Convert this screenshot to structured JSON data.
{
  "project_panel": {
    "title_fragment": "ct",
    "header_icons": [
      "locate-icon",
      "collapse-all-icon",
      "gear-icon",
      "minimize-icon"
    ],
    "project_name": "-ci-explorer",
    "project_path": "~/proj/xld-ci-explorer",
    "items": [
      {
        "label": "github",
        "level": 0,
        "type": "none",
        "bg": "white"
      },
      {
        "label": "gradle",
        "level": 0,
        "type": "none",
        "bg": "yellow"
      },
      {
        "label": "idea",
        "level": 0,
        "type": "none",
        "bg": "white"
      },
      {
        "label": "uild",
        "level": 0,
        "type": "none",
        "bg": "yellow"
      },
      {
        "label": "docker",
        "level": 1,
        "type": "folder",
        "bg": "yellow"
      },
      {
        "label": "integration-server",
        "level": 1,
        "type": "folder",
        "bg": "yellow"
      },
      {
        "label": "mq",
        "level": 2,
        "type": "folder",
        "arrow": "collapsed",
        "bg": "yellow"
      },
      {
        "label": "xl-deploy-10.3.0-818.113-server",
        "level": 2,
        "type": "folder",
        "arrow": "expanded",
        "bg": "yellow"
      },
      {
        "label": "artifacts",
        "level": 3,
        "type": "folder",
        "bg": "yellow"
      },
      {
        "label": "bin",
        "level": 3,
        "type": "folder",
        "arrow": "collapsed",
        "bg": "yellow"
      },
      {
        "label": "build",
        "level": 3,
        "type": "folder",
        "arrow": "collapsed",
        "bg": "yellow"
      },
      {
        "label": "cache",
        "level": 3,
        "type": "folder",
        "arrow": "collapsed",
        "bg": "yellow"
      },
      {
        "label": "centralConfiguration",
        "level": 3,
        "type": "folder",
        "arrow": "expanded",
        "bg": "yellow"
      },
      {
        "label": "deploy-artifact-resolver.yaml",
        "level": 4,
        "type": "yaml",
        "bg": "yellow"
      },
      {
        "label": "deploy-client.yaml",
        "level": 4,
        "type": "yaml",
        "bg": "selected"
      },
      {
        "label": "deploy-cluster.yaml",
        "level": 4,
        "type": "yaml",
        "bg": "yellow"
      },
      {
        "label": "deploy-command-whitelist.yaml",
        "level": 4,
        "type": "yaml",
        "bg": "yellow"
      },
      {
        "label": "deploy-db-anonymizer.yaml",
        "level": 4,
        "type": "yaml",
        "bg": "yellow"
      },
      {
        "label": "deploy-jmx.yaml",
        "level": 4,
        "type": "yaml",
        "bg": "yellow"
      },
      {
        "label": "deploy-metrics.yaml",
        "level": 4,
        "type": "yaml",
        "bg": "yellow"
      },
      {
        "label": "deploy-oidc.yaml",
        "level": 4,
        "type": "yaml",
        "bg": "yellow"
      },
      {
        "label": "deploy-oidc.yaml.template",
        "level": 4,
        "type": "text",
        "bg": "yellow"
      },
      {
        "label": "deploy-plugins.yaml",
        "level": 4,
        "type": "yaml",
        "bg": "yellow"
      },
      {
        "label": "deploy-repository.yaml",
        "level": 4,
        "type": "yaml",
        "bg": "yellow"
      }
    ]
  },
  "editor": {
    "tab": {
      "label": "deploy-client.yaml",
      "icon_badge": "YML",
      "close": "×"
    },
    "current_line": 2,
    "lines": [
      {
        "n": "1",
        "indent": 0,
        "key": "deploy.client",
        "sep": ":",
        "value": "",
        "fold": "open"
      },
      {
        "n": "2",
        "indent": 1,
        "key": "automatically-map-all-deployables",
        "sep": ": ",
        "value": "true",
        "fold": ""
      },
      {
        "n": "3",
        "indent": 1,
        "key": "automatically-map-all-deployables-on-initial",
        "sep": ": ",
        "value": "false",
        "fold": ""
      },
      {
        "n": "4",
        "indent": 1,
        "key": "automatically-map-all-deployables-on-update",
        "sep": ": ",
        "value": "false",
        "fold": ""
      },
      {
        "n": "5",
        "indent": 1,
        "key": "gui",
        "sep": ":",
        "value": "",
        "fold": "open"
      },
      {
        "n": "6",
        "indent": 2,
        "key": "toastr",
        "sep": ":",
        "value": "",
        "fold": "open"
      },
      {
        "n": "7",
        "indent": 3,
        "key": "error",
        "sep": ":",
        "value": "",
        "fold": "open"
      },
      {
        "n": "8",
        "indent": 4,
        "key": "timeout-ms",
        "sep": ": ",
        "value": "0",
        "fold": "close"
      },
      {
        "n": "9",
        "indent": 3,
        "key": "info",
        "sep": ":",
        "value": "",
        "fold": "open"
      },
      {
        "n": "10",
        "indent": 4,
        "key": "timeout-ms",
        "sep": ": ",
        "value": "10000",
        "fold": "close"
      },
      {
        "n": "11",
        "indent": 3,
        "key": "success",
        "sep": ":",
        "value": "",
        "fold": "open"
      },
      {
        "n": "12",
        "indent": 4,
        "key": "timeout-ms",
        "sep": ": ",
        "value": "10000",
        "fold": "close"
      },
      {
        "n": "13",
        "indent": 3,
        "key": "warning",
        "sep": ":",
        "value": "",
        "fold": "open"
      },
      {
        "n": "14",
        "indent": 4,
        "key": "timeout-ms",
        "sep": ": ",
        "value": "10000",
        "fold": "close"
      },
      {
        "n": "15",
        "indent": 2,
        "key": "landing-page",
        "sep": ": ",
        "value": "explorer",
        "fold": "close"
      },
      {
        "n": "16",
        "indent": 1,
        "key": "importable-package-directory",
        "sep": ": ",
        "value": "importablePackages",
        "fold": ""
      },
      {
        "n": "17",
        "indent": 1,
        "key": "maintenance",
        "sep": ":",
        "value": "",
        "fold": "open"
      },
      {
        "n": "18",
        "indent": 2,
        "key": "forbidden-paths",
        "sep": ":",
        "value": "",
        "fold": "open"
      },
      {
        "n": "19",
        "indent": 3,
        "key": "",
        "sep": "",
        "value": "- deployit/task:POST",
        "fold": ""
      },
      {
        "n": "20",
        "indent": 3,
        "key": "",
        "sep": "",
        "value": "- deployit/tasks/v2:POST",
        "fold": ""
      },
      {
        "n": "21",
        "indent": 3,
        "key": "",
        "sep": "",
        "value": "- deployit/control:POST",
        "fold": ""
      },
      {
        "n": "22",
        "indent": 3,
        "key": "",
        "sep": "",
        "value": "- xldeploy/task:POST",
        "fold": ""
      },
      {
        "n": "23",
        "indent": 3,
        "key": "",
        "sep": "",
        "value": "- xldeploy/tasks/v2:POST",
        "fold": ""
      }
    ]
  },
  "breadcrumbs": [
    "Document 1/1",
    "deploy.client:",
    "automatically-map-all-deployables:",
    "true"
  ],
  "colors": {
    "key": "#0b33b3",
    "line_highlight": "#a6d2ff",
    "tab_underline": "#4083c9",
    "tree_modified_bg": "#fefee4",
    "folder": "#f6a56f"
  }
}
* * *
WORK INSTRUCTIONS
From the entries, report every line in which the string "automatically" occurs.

YOUR RESPONSE
        "key": "automatically-map-all-deployables",
        "key": "automatically-map-all-deployables-on-initial",
        "key": "automatically-map-all-deployables-on-update",
    "automatically-map-all-deployables:",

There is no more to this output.